Task directions. Each line below should be restated exactly, with nothing dropped.

Data excerpts.
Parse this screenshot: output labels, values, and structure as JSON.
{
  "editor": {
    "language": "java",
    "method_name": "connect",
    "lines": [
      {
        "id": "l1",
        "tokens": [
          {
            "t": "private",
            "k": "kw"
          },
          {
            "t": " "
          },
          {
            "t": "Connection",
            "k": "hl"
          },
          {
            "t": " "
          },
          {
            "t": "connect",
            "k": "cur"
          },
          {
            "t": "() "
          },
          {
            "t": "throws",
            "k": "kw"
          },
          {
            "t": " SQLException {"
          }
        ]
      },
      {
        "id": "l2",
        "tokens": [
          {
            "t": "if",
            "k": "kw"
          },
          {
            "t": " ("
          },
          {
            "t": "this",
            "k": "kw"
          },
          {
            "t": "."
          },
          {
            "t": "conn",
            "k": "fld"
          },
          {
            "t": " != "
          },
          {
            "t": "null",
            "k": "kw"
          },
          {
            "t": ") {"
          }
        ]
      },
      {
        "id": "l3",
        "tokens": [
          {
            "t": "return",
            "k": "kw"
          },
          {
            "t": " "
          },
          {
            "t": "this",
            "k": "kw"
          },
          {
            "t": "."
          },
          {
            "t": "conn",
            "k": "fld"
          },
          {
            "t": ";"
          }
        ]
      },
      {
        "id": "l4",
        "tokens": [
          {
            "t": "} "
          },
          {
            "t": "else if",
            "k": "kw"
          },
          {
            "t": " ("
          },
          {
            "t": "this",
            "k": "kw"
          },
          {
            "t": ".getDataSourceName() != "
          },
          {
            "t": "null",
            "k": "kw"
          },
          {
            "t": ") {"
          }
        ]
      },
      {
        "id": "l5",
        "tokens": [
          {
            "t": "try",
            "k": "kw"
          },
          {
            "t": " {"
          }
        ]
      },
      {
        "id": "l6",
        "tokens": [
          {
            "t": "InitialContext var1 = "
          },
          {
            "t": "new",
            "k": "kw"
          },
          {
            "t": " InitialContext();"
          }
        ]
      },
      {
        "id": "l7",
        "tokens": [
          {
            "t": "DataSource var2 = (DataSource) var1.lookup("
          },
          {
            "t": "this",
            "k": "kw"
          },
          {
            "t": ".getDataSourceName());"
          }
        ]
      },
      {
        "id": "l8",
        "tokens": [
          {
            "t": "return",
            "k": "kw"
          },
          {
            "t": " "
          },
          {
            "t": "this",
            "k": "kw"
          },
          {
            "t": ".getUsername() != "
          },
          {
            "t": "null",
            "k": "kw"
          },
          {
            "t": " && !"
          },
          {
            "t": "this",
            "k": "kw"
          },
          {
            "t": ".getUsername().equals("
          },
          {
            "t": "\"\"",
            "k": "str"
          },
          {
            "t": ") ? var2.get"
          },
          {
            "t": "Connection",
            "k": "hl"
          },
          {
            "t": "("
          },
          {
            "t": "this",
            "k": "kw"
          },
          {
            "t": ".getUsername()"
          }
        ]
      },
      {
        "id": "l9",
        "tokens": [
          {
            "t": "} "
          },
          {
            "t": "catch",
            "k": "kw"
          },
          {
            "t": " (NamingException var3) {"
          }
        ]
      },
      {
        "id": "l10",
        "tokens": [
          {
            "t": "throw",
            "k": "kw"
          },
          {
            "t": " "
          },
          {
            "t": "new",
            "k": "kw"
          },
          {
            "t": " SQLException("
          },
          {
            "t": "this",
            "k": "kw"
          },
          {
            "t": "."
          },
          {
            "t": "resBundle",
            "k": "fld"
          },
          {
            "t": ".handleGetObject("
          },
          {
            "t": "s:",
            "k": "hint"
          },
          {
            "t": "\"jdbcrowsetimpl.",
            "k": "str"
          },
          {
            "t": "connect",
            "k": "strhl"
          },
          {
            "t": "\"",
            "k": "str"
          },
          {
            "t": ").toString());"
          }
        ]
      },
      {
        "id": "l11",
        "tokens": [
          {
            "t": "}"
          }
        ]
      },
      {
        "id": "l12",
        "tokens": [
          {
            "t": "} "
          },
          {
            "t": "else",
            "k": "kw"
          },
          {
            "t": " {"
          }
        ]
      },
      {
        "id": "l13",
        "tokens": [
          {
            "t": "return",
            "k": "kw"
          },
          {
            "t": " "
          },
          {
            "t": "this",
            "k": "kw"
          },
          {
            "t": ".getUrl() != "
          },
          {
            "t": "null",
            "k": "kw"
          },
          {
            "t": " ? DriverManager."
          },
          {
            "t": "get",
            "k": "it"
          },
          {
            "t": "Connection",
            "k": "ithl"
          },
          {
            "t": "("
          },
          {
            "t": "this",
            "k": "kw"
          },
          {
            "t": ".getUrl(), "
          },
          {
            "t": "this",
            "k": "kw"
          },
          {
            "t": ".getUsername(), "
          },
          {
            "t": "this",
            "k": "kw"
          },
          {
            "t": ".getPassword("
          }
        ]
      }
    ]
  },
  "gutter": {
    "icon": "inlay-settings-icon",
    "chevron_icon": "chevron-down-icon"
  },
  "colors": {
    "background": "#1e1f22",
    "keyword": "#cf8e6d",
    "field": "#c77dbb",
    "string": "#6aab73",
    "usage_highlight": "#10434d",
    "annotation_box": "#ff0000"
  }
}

Exercise response.
Parse this screenshot: output labels, values, and structure as JSON.
{
  "editor": {
    "language": "java",
    "method_name": "connect",
    "lines": [
      {
        "id": "l1",
        "tokens": [
          {
            "t": "private",
            "k": "kw"
          },
          {
            "t": " "
          },
          {
            "t": "Connection",
            "k": "hl"
          },
          {
            "t": " "
          },
          {
            "t": "connect",
            "k": "cur"
          },
          {
            "t": "() "
          },
          {
            "t": "throws",
            "k": "kw"
          },
          {
            "t": " SQLException {"
          }
        ]
      },
      {
        "id": "l2",
        "tokens": [
          {
            "t": "if",
            "k": "kw"
          },
          {
            "t": " ("
          },
          {
            "t": "this",
            "k": "kw"
          },
          {
            "t": "."
          },
          {
            "t": "conn",
            "k": "fld"
          },
          {
            "t": " != "
          },
          {
            "t": "null",
            "k": "kw"
          },
          {
            "t": ") {"
          }
        ]
      },
      {
        "id": "l3",
        "tokens": [
          {
            "t": "return",
            "k": "kw"
          },
          {
            "t": " "
          },
          {
            "t": "this",
            "k": "kw"
          },
          {
            "t": "."
          },
          {
            "t": "conn",
            "k": "fld"
          },
          {
            "t": ";"
          }
        ]
      },
      {
        "id": "l4",
        "tokens": [
          {
            "t": "} "
          },
          {
            "t": "else if",
            "k": "kw"
          },
          {
            "t": " ("
          },
          {
            "t": "this",
            "k": "kw"
          },
          {
            "t": ".getDataSourceName() != "
          },
          {
            "t": "null",
            "k": "kw"
          },
          {
            "t": ") {"
          }
        ]
      },
      {
        "id": "l5",
        "tokens": [
          {
            "t": "try",
            "k": "kw"
          },
          {
            "t": " {"
          }
        ]
      },
      {
        "id": "l6",
        "tokens": [
          {
            "t": "InitialContext var1 = "
          },
          {
            "t": "new",
            "k": "kw"
          },
          {
            "t": " InitialContext();"
          }
        ]
      },
      {
        "id": "l7",
        "tokens": [
          {
            "t": "DataSource var2 = (DataSource) var1.lookup("
          },
          {
            "t": "this",
            "k": "kw"
          },
          {
            "t": ".getDataSourceName());"
          }
        ]
      },
      {
        "id": "l8",
        "tokens": [
          {
            "t": "return",
            "k": "kw"
          },
          {
            "t": " "
          },
          {
            "t": "this",
            "k": "kw"
          },
          {
            "t": ".getUsername() != "
          },
          {
            "t": "null",
            "k": "kw"
          },
          {
            "t": " && !"
          },
          {
            "t": "this",
            "k": "kw"
          },
          {
            "t": ".getUsername().equals("
          },
          {
            "t": "\"\"",
            "k": "str"
          },
          {
            "t": ") ? var2.get"
          },
          {
            "t": "Connection",
            "k": "hl"
          },
          {
            "t": "("
          },
          {
            "t": "this",
            "k": "kw"
          },
          {
            "t": ".getUsername()"
          }
        ]
      },
      {
        "id": "l9",
        "tokens": [
          {
            "t": "} "
          },
          {
            "t": "catch",
            "k": "kw"
          },
          {
            "t": " (NamingException var3) {"
          }
        ]
      },
      {
        "id": "l10",
        "tokens": [
          {
            "t": "throw",
            "k": "kw"
          },
          {
            "t": " "
          },
          {
            "t": "new",
            "k": "kw"
          },
          {
            "t": " SQLException("
          },
          {
            "t": "this",
            "k": "kw"
          },
          {
            "t": "."
          },
          {
            "t": "resBundle",
            "k": "fld"
          },
          {
            "t": ".handleGetObject("
          },
          {
            "t": "s:",
            "k": "hint"
          },
          {
            "t": "\"jdbcrowsetimpl.",
            "k": "str"
          },
          {
            "t": "connect",
            "k": "strhl"
          },
          {
            "t": "\"",
            "k": "str"
          },
          {
            "t": ").toString());"
          }
        ]
      },
      {
        "id": "l11",
        "tokens": [
          {
            "t": "}"
          }
        ]
      },
      {
        "id": "l12",
        "tokens": [
          {
            "t": "} "
          },
          {
            "t": "else",
            "k": "kw"
          },
          {
            "t": " {"
          }
        ]
      },
      {
        "id": "l13",
        "tokens": [
          {
            "t": "return",
            "k": "kw"
          },
          {
            "t": " "
          },
          {
            "t": "this",
            "k": "kw"
          },
          {
            "t": ".getUrl() != "
          },
          {
            "t": "null",
            "k": "kw"
          },
          {
            "t": " ? DriverManager."
          },
          {
            "t": "get",
            "k": "it"
          },
          {
            "t": "Connection",
            "k": "ithl"
          },
          {
            "t": "("
          },
          {
            "t": "this",
            "k": "kw"
          },
          {
            "t": ".getUrl(), "
          },
          {
            "t": "this",
            "k": "kw"
          },
          {
            "t": ".getUsername(), "
          },
          {
            "t": "this",
            "k": "kw"
          },
          {
            "t": ".getPassword("
          }
        ]
      }
    ]
  },
  "gutter": {
    "icon": "inlay-settings-icon",
    "chevron_icon": "chevron-down-icon"
  },
  "colors": {
    "background": "#1e1f22",
    "keyword": "#cf8e6d",
    "field": "#c77dbb",
    "string": "#6aab73",
    "usage_highlight": "#10434d",
    "annotation_box": "#ff0000"
  }
}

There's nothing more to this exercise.